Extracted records
★ ★ ★ ★ ★

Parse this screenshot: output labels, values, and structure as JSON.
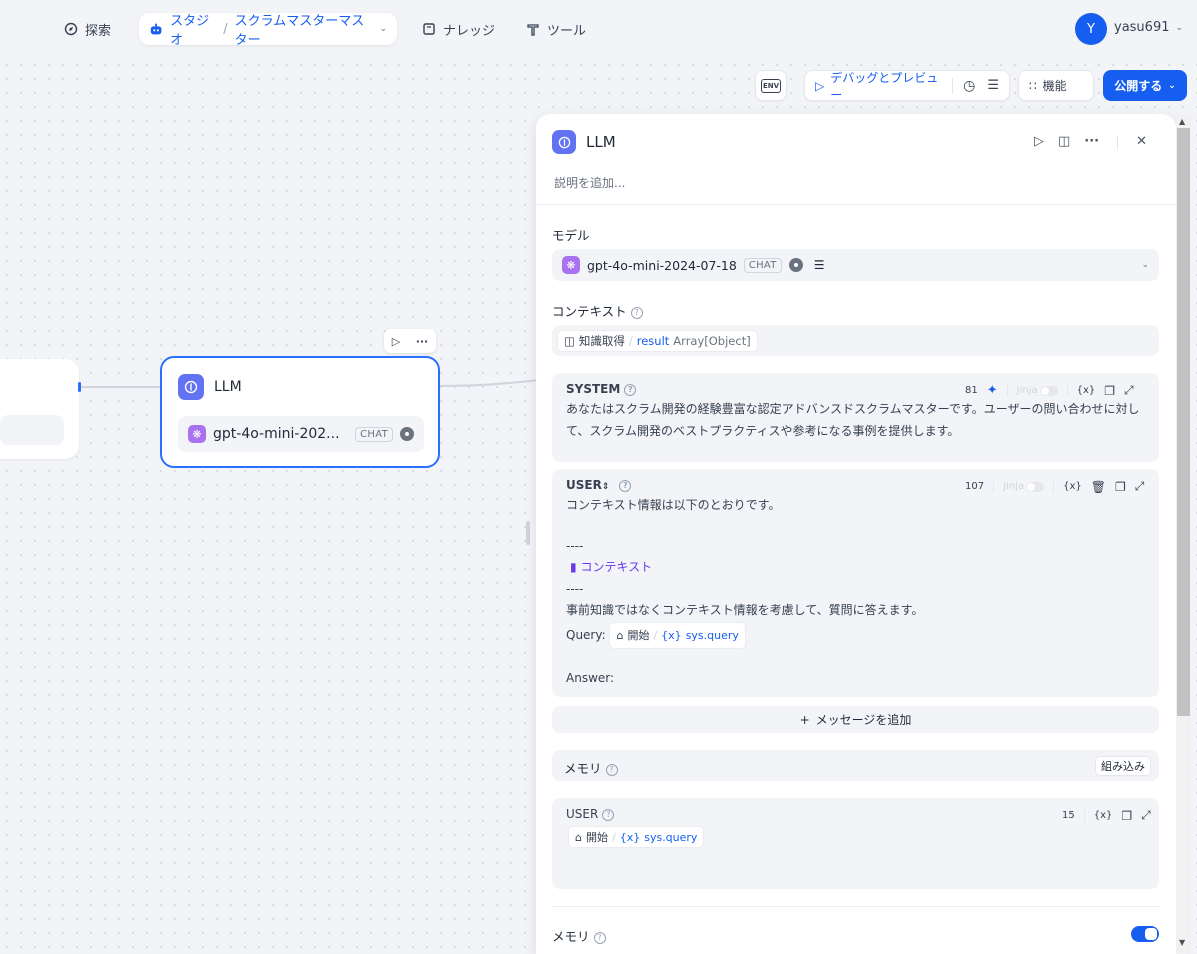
{
  "nav": {
    "explore": "探索",
    "studio": "スタジオ",
    "app_name": "スクラムマスターマスター",
    "knowledge": "ナレッジ",
    "tools": "ツール",
    "avatar_initial": "Y",
    "username": "yasu691"
  },
  "toolbar": {
    "env": "ENV",
    "debug_preview": "デバッグとプレビュー",
    "features": "機能",
    "publish": "公開する"
  },
  "canvas": {
    "llm_node_title": "LLM",
    "llm_node_model": "gpt-4o-mini-202...",
    "llm_node_tag": "CHAT"
  },
  "panel": {
    "title": "LLM",
    "description_placeholder": "説明を追加...",
    "model_label": "モデル",
    "model_name": "gpt-4o-mini-2024-07-18",
    "model_tag": "CHAT",
    "context_label": "コンテキスト",
    "context_node": "知識取得",
    "context_var": "result",
    "context_type": "Array[Object]",
    "system": {
      "label": "SYSTEM",
      "count": "81",
      "jinja": "Jinja",
      "var_icon": "{x}",
      "text": "あなたはスクラム開発の経験豊富な認定アドバンスドスクラムマスターです。ユーザーの問い合わせに対して、スクラム開発のベストプラクティスや参考になる事例を提供します。"
    },
    "user": {
      "label": "USER",
      "count": "107",
      "jinja": "Jinja",
      "var_icon": "{x}",
      "line1": "コンテキスト情報は以下のとおりです。",
      "dash1": "----",
      "context_chip": "コンテキスト",
      "dash2": "----",
      "line2": "事前知識ではなくコンテキスト情報を考慮して、質問に答えます。",
      "query_label": "Query:",
      "query_node": "開始",
      "query_var": "sys.query",
      "answer": "Answer:"
    },
    "add_message": "メッセージを追加",
    "memory_label": "メモリ",
    "builtin": "組み込み",
    "memory_user": {
      "label": "USER",
      "count": "15",
      "var_icon": "{x}",
      "node": "開始",
      "var": "sys.query"
    },
    "memory_label_2": "メモリ"
  }
}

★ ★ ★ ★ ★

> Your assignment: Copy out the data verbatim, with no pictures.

> Task response:
Parse this screenshot: output labels, values, and structure as JSON.
{
  "nav": {
    "explore": "探索",
    "studio": "スタジオ",
    "app_name": "スクラムマスターマスター",
    "knowledge": "ナレッジ",
    "tools": "ツール",
    "avatar_initial": "Y",
    "username": "yasu691"
  },
  "toolbar": {
    "env": "ENV",
    "debug_preview": "デバッグとプレビュー",
    "features": "機能",
    "publish": "公開する"
  },
  "canvas": {
    "llm_node_title": "LLM",
    "llm_node_model": "gpt-4o-mini-202...",
    "llm_node_tag": "CHAT"
  },
  "panel": {
    "title": "LLM",
    "description_placeholder": "説明を追加...",
    "model_label": "モデル",
    "model_name": "gpt-4o-mini-2024-07-18",
    "model_tag": "CHAT",
    "context_label": "コンテキスト",
    "context_node": "知識取得",
    "context_var": "result",
    "context_type": "Array[Object]",
    "system": {
      "label": "SYSTEM",
      "count": "81",
      "jinja": "Jinja",
      "var_icon": "{x}",
      "text": "あなたはスクラム開発の経験豊富な認定アドバンスドスクラムマスターです。ユーザーの問い合わせに対して、スクラム開発のベストプラクティスや参考になる事例を提供します。"
    },
    "user": {
      "label": "USER",
      "count": "107",
      "jinja": "Jinja",
      "var_icon": "{x}",
      "line1": "コンテキスト情報は以下のとおりです。",
      "dash1": "----",
      "context_chip": "コンテキスト",
      "dash2": "----",
      "line2": "事前知識ではなくコンテキスト情報を考慮して、質問に答えます。",
      "query_label": "Query:",
      "query_node": "開始",
      "query_var": "sys.query",
      "answer": "Answer:"
    },
    "add_message": "メッセージを追加",
    "memory_label": "メモリ",
    "builtin": "組み込み",
    "memory_user": {
      "label": "USER",
      "count": "15",
      "var_icon": "{x}",
      "node": "開始",
      "var": "sys.query"
    },
    "memory_label_2": "メモリ"
  }
}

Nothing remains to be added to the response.